We know what you are thinking, you studied the parts of the human body back in school, and you don’t plan on revising it all over again. Of course, we know the terms of most of the body parts, but there are still parts that might have a different name than you are used to saying that might startle you when someone mentions it. For example, did you know your armpit has a name for it? We use it sparingly because armpit is commonly understood by everyone, but axilla is the proper term for it. Well, now you know it! Here in this article are more names of the body parts whose names are unused by most of us. Read on to add them to your vocabulary!
Who would have guessed that glabella is more than a flower! The flattened bump of the frontal bone can be found above your nasal bridge. Even though the name originates from the Latin word glabellus, which means smooth, it does contain tiny hairs.
The philtrum is a vertical depression in the top lip’s center that runs from the nasal septum toward the tubercle. Many animals benefit from an enhanced sense of smell because of this, but in humans, it’s a rudimentary organ (1).
The eponychium is a layer of living cells that sits at the nail’s base and prevents germs from entering the space between the nail and the epidermis.
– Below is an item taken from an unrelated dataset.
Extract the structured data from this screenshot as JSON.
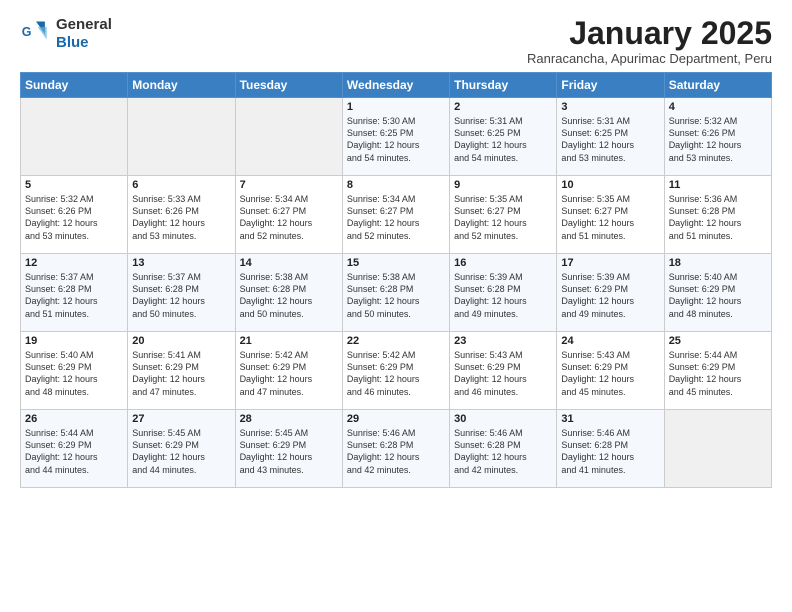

The eponychium & cuticle are different, despite popular belief. Unlike the eponychium, which is made up of live cells, the cuticle is made up of dead cells. Therefore, manicures involve the removal of the cuticle, while the eponychium should never be removed as this might lead to infection.
A tissue fold called the frenulum restricts organ movement. There are numerous similar organs that may be found throughout the body. They are located in the oral cavity, intestinal system, brain, and genitalia.
Underneath the nail, there is a little moon-shaped white projection called the lunula. It is a highly delicate framework. The nail will remain permanently malformed if it is broken or damaged.
You must have heard this word from a professional ear piercer, as the tragus is one of the trending spots to wear a stud. You will find the tragus above the ear canal, on the outer ear, shaped like a little, sharp protrusion. You may also use the term to refer to the hair that appears at the side of your head. Because it resembles a goat’s beard, the ancient Greek word “tragos” was used to refer to the animal.
7. Dimples Of Venus
Many people often have two concave markings, known as the dimples of Venus, on their lower backs, right above their sacroiliac joints (the points at which the sacrum joins the pelvis). The Roman beauty goddess Venus was the inspiration for the name.
The atlas is the anatomical name for the spine’s first cervical (neck) vertebra. It’s unique among vertebrae since it acts as a pivot point for the head & allows for movement. The origin of the name may be traced back to Greek mythology. Like Atlas holding up the world, it keeps your whole head on its axis.
9. Aqueduct Of Sylvius
The aqueduct of Sylvius joins the third and fourth ventricles by a tiny passageway for cerebrospinal fluid. Franciscus Sylvius, a Dutch physician and scientist was honored with the nomenclature after him.
10. Cerebellar Tentorium
The cerebellar tentorium is a structural region in the brain that divides the cerebellum from occipital lobes and supports them. The structure’s appearance, which is raised in the middle & narrows toward the bottom, could have contributed to its nomenclature.
11. Hammer, Anvil, And Stirrup
The hammer, anvil, & stirrup are the three tiny bones responsible for hearing abilities of humans. Those hair cells are situated within the middle ear and therefore are accountable for relaying sound to the cochlea. Therefore, some people may experience hearing loss if these bones are missing or injured.
12. Adonis Belt
Two indentations on either side of the stomach constitute an Adonis belt. It is more visible on a person who is into the workout.
The canthus is the anatomical term for the junction of the lower and upper eyelids. It is a sensitive organ, and it gives your eyes shape.
Axilla is the accurate term for armpits, and now that you know it, you can flaunt your vocabulary. It is precisely the part under the shoulder where the arm meets the body. There are a lot of sweat glands in there, too.
So, now that you know the proper names of these parts, you can educate more people about them and use these terms the right way. So, is there a body part name you would like to add to the list? Let us know in the comments section!